Coming of age during the Great Depression, Gordon C. Preston P’71, P’72, P’77, GP ’02, GP ’04, GP ’07, GP’20 had developed a reputation as a standout athlete in the Cortland, N.Y. area. He was a scratch golfer, winning the county’s amateur tournament in 1933, and an ace on the basketball court, anchoring Cortland High School’s championship team that same year. He earned a basketball scholarship to Syracuse University, but without his contributions to the household income, his family would have lost their apartment, and ultimately he had to turn down the chance to attend college.
A generation later, when his children were beginning to look at colleges, Gordon and his wife Hester had “saved religiously toward that purpose so we all received the best possible college education,” recalls their son John Preston ’71, P’20. “As a consequence of their planned savings and hard work, we were able to attend whatever school we chose. The important thing was that we go to a place where learning was valued and excitement was created by confronting new opportunities.”
For John, his brother Fred ’72 and sister Ruth Preston Teague ’77, P’02, P’04, P’07 that school was Hobart and William Smith.
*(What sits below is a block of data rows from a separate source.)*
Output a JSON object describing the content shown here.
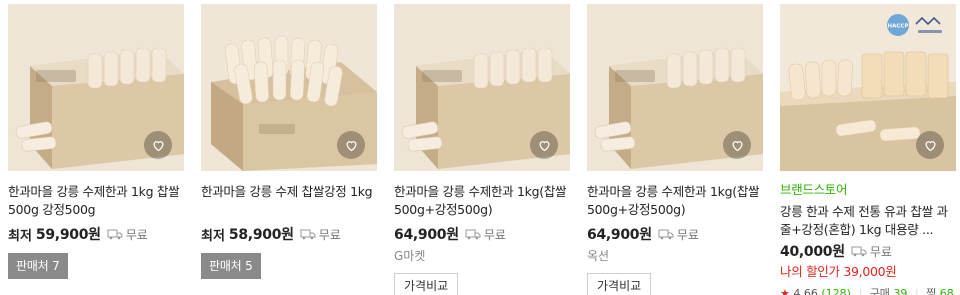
{
  "products": [
    {
      "title": "한과마을 강릉 수제한과 1kg 찹쌀500g 강정500g",
      "price_prefix": "최저",
      "price": "59,900원",
      "shipping": "무료",
      "seller_button": "판매처 7"
    },
    {
      "title": "한과마을 강릉 수제 찹쌀강정 1kg",
      "price_prefix": "최저",
      "price": "58,900원",
      "shipping": "무료",
      "seller_button": "판매처 5"
    },
    {
      "title": "한과마을 강릉 수제한과 1kg(찹쌀500g+강정500g)",
      "price": "64,900원",
      "shipping": "무료",
      "mall": "G마켓",
      "compare_button": "가격비교"
    },
    {
      "title": "한과마을 강릉 수제한과 1kg(찹쌀500g+강정500g)",
      "price": "64,900원",
      "shipping": "무료",
      "mall": "옥션",
      "compare_button": "가격비교"
    },
    {
      "store_label": "브랜드스토어",
      "title": "강릉 한과 수제 전통 유과 찹쌀 과줄+강정(혼합) 1kg 대용량 ...",
      "price": "40,000원",
      "shipping": "무료",
      "discount_text": "나의 할인가 39,000원",
      "rating": "4.66",
      "review_count": "(128)",
      "purchase_label": "구매",
      "purchase_count": "39",
      "zzim_label": "찜",
      "zzim_count": "68",
      "badge_text": "HACCP"
    }
  ],
  "icons": {
    "heart": "heart-icon",
    "truck": "truck-icon",
    "star": "star-icon"
  },
  "colors": {
    "green": "#2db400",
    "red": "#e0241e",
    "seller_button_bg": "#8a8a8a"
  }
}
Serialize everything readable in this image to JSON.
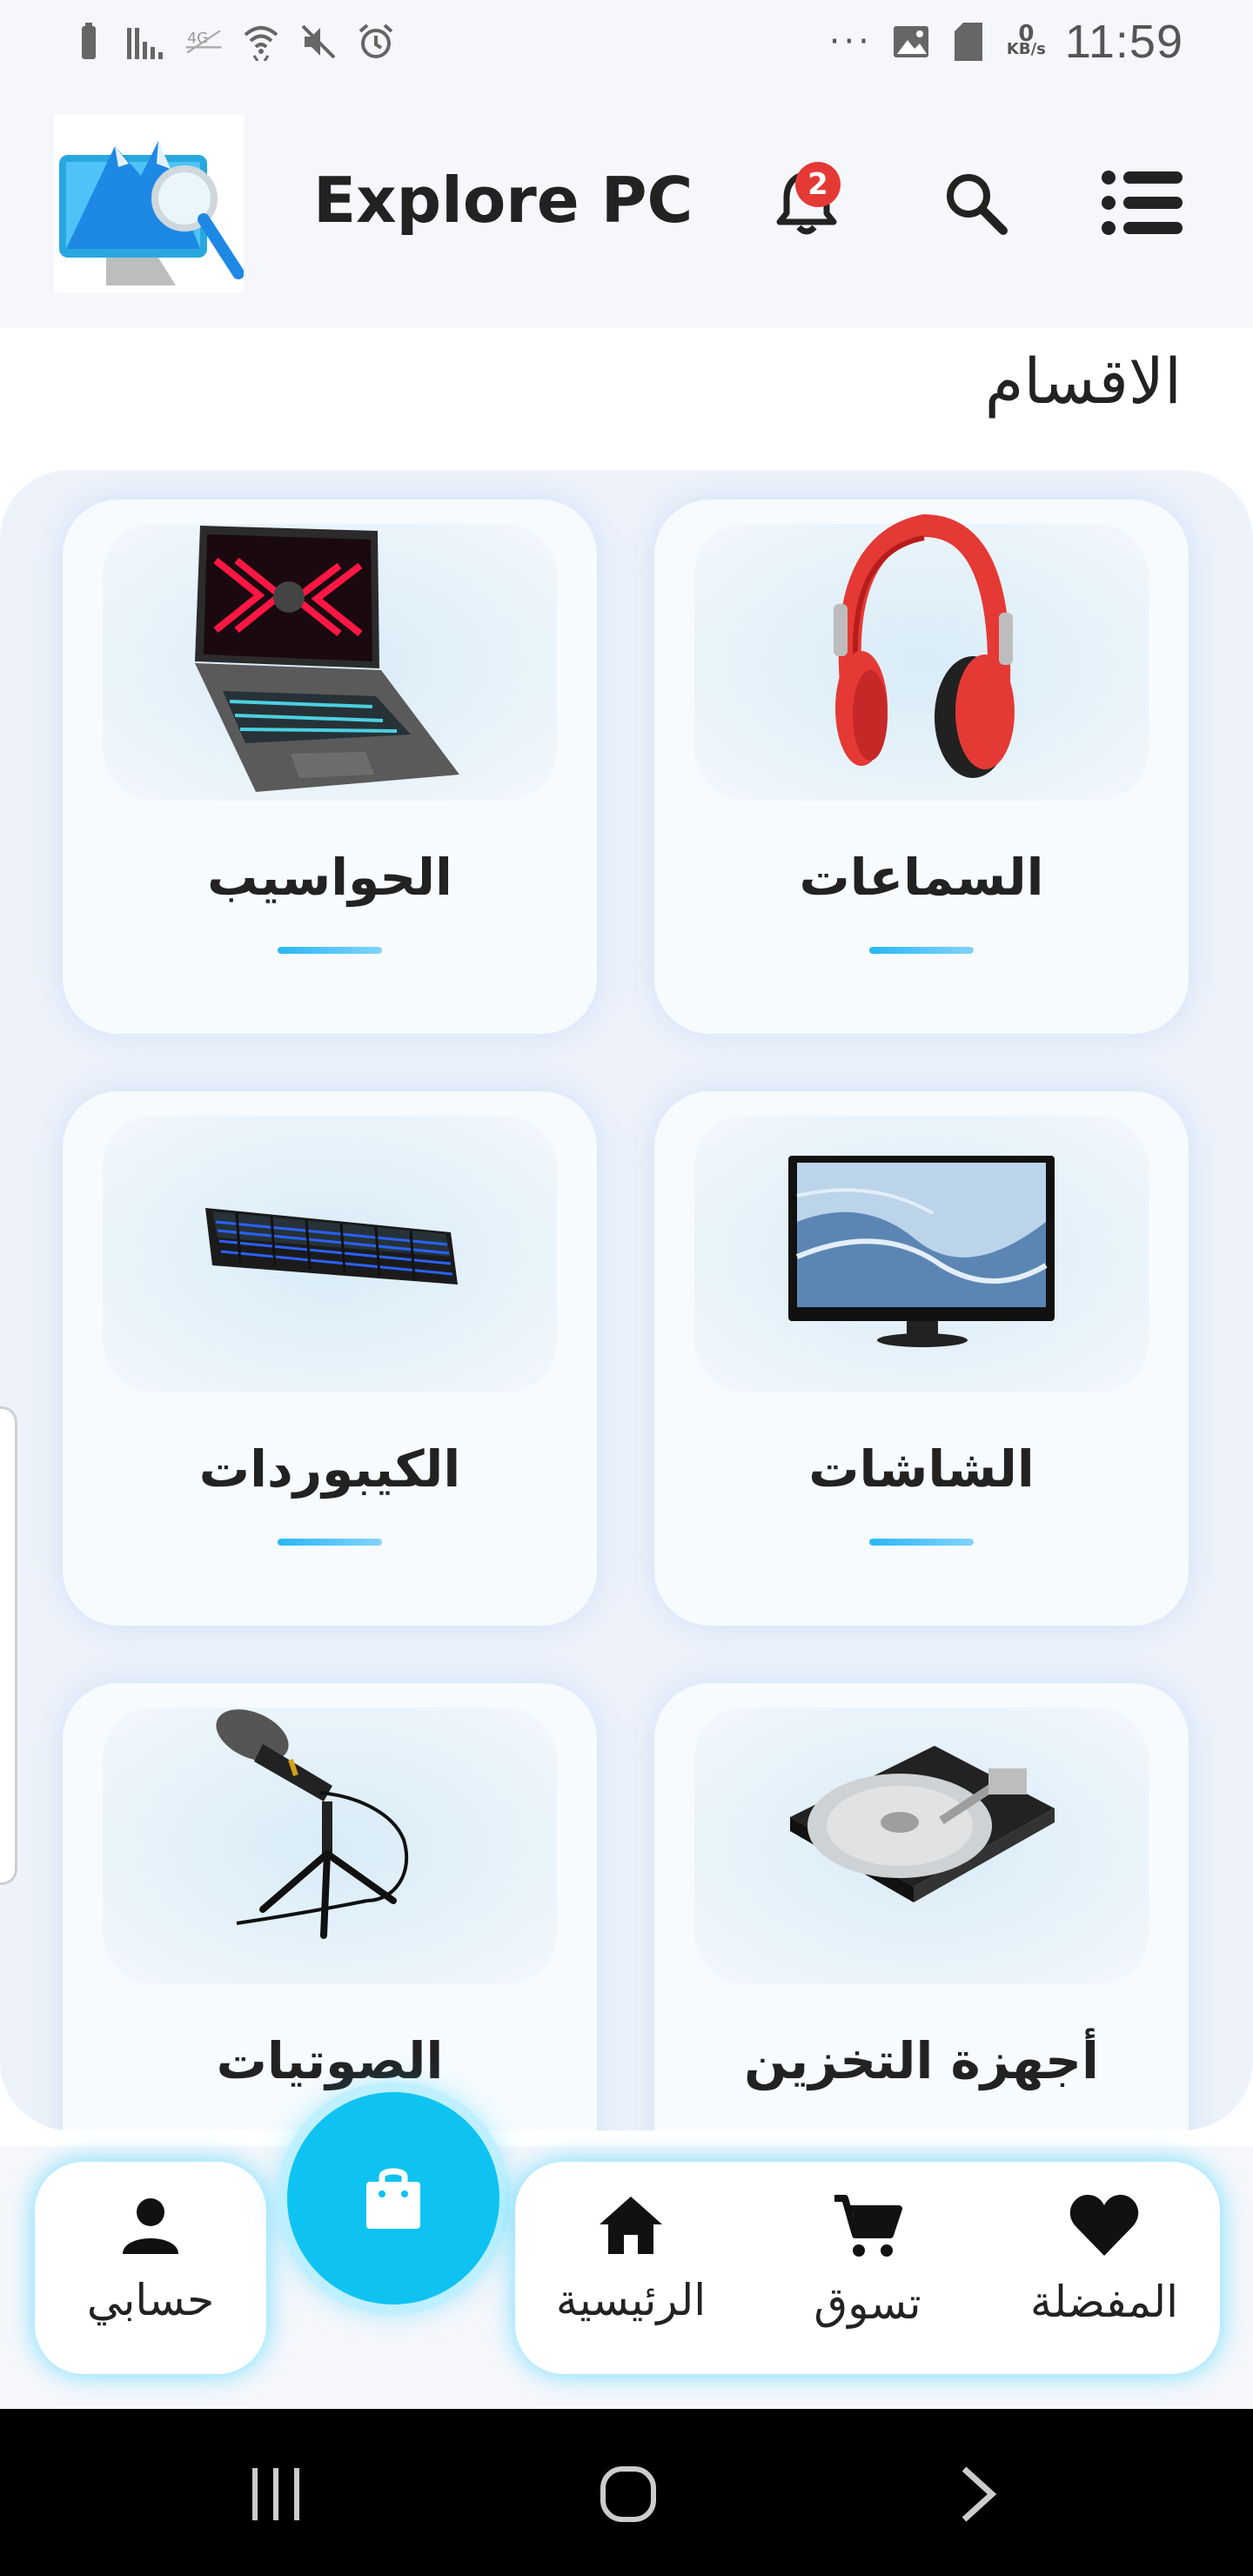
{
  "status_bar": {
    "time": "11:59",
    "net_speed_value": "0",
    "net_speed_unit": "KB/s",
    "more_indicator": "···",
    "icons": [
      "battery-icon",
      "signal-icon",
      "4g-icon",
      "wifi-icon",
      "mute-icon",
      "alarm-icon",
      "image-icon",
      "sim-icon"
    ]
  },
  "header": {
    "app_title": "Explore PC",
    "notification_count": "2",
    "icons": [
      "logo-image",
      "bell-icon",
      "search-icon",
      "menu-icon"
    ]
  },
  "section": {
    "title": "الاقسام"
  },
  "categories": [
    {
      "label": "السماعات",
      "icon": "headphones-image"
    },
    {
      "label": "الحواسيب",
      "icon": "laptop-image"
    },
    {
      "label": "الشاشات",
      "icon": "monitor-image"
    },
    {
      "label": "الكيبوردات",
      "icon": "keyboard-image"
    },
    {
      "label": "أجهزة التخزين",
      "icon": "hard-drive-image"
    },
    {
      "label": "الصوتيات",
      "icon": "microphone-image"
    }
  ],
  "bottom_nav": {
    "items": [
      {
        "label": "المفضلة",
        "icon": "heart-icon"
      },
      {
        "label": "تسوق",
        "icon": "cart-icon"
      },
      {
        "label": "الرئيسية",
        "icon": "home-icon"
      },
      {
        "label": "حسابي",
        "icon": "person-icon"
      }
    ],
    "fab_icon": "shopping-bag-icon",
    "accent_color": "#0ec3f2"
  },
  "system_nav": {
    "icons": [
      "recents-icon",
      "home-circle-icon",
      "back-chevron-icon"
    ]
  }
}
Now, with a $100,000 gift to the Colleges, John and his wife Patricia P’20 have created the Gordon C. Preston Endowed Family Scholarship to ensure that talented students from Central New York and the Southern Tier region have the means and access to a transformative education.
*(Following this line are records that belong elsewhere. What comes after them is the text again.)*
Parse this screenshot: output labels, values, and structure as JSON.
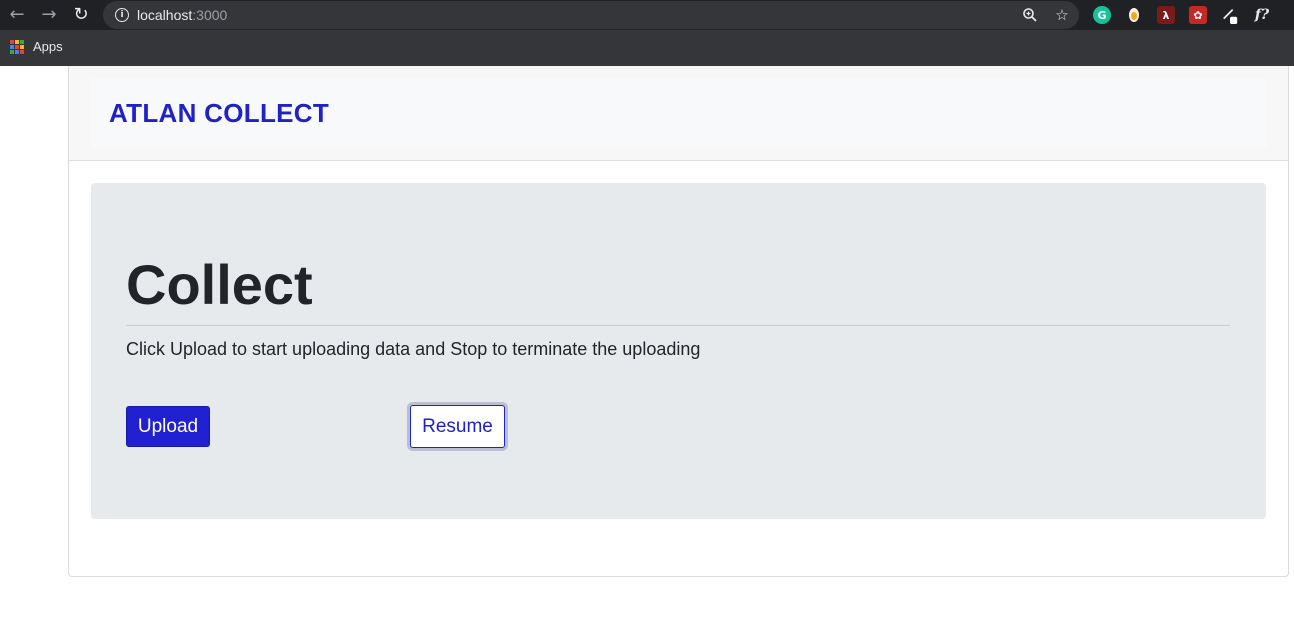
{
  "browser": {
    "url_host": "localhost",
    "url_port": ":3000",
    "bookmarks": {
      "apps_label": "Apps"
    },
    "extensions": [
      {
        "name": "grammarly-icon",
        "glyph": "G",
        "color": "#15c39a"
      },
      {
        "name": "extension-icon",
        "glyph": "●",
        "color": "#f5a623"
      },
      {
        "name": "pdf-icon",
        "glyph": "A",
        "color": "#b71c1c"
      },
      {
        "name": "cookie-icon",
        "glyph": "✿",
        "color": "#c62828"
      },
      {
        "name": "extension-icon-2",
        "glyph": "∕",
        "color": "#e8eaed"
      },
      {
        "name": "font-icon",
        "glyph": "f?",
        "color": "#e8eaed"
      }
    ]
  },
  "header": {
    "brand": "ATLAN COLLECT"
  },
  "jumbotron": {
    "title": "Collect",
    "lead": "Click Upload to start uploading data and Stop to terminate the uploading",
    "upload_label": "Upload",
    "resume_label": "Resume"
  },
  "colors": {
    "brand": "#2121c8",
    "primary_button": "#2121d1",
    "jumbotron_bg": "#e7eaed"
  }
}
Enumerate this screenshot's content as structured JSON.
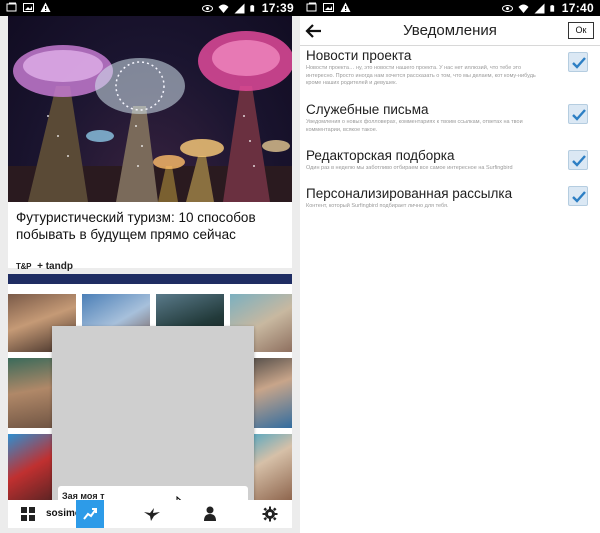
{
  "left": {
    "status_time": "17:39",
    "article": {
      "title": "Футуристический туризм: 10 способов побывать в будущем прямо сейчас",
      "source_logo": "T&P",
      "source_name": "+ tandp"
    },
    "gallery": {
      "popup_input_text": "Зая моя т"
    },
    "nav": {
      "user_label": "sosimc"
    }
  },
  "right": {
    "status_time": "17:40",
    "title": "Уведомления",
    "ok_label": "Ок",
    "settings": [
      {
        "title": "Новости проекта",
        "description": "Новости проекта… ну, это новости нашего проекта. У нас нет иллюзий, что тебе это интересно. Просто иногда нам хочется рассказать о том, что мы делаем, кот кому-нибудь кроме наших родителей и девушек.",
        "checked": true
      },
      {
        "title": "Служебные письма",
        "description": "Уведомления о новых фолловерах, комментариях к твоим ссылкам, ответах на твои комментарии, всякое такое.",
        "checked": true
      },
      {
        "title": "Редакторская подборка",
        "description": "Один раз в неделю мы заботливо отбираем все самое интересное на Surfingbird",
        "checked": true
      },
      {
        "title": "Персонализированная рассылка",
        "description": "Контент, который Surfingbird подбирает лично для тебя.",
        "checked": true
      }
    ]
  },
  "icons": {
    "left_status": [
      "gallery-icon",
      "image-icon",
      "warning-icon"
    ],
    "right_status": [
      "gallery-icon",
      "image-icon",
      "warning-icon"
    ],
    "status_right": [
      "eye-icon",
      "wifi-icon",
      "signal-icon",
      "battery-icon"
    ],
    "nav": [
      "grid-icon",
      "trending-icon",
      "bird-icon",
      "person-icon",
      "gear-icon"
    ]
  },
  "colors": {
    "accent_blue": "#2d9be8",
    "checkbox_fill": "#dbe8f4",
    "checkmark": "#2d7fc4",
    "gallery_bar": "#1f2d63"
  }
}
John, who is now a principal and portfolio manager at Watts Capital in Manhattan, says this kind of “open opportunity” was at the heart of what his parents wanted for their family.
“I think the most important thing was that we understood we had choices,” he explains. “I don’t think my parents had any expectations that we would go to school to be trained for a specific career. Without the question of affordability hanging over our heads, they expected we would find our way, learning as we went along.”
In the Preston household, John recalls, the notion of lifelong learning was instilled early — both by his mother, a graduate of Elmira College and a teacher in the Cortland and Homer, N.Y. school systems, and his father, who after serving in the South Pacific during World War II, rose to become treasurer and head of human resources at Crescent Corset Company while teaching himself accounting.
With that example, John and his siblings “grew up with the idea that there wasn’t anything we couldn’t do,” he says.
As he, Fred and Ruth — as well as a number of their cousins, children and extended family members — matriculated and graduated from Hobart and William Smith, Gordon and Hester’s relationship with the Colleges only grew. They traveled to campus for basketball games and parents weekends, made friends with fellow HWS parents; Gordon, a longtime supporter of the Statesmen Athletic Association, moved to Geneva in his later years. The bond they felt with the Colleges, John says, arose out of “a shared respect for the values of a liberal arts education, lifelong learning and hard work.”
That bond is now cemented in the scholarship, which will bring new generations of students and families who share those values into the Hobart and William Smith community.
John and Patricia are hopeful that their $100,000 commitment is just the beginning. The fund is open to contributions from family, friends and those who share the desire to help students of talent and ability to pursue their dreams. To give to the Gordon C. Preston Endowed Family Scholarship, contact Ben Foster ’95, senior director of leadership giving at the HWS Office of Advancement, (315) 781-3776.
As for what Gordon would have made of the scholarship’s namesake, John says “he was a humble guy. He probably would’ve downplayed this, but he would’ve been incredibly proud knowing that students, whatever their field of endeavor might be, will have the opportunity, like we did, to build lives of consequence.”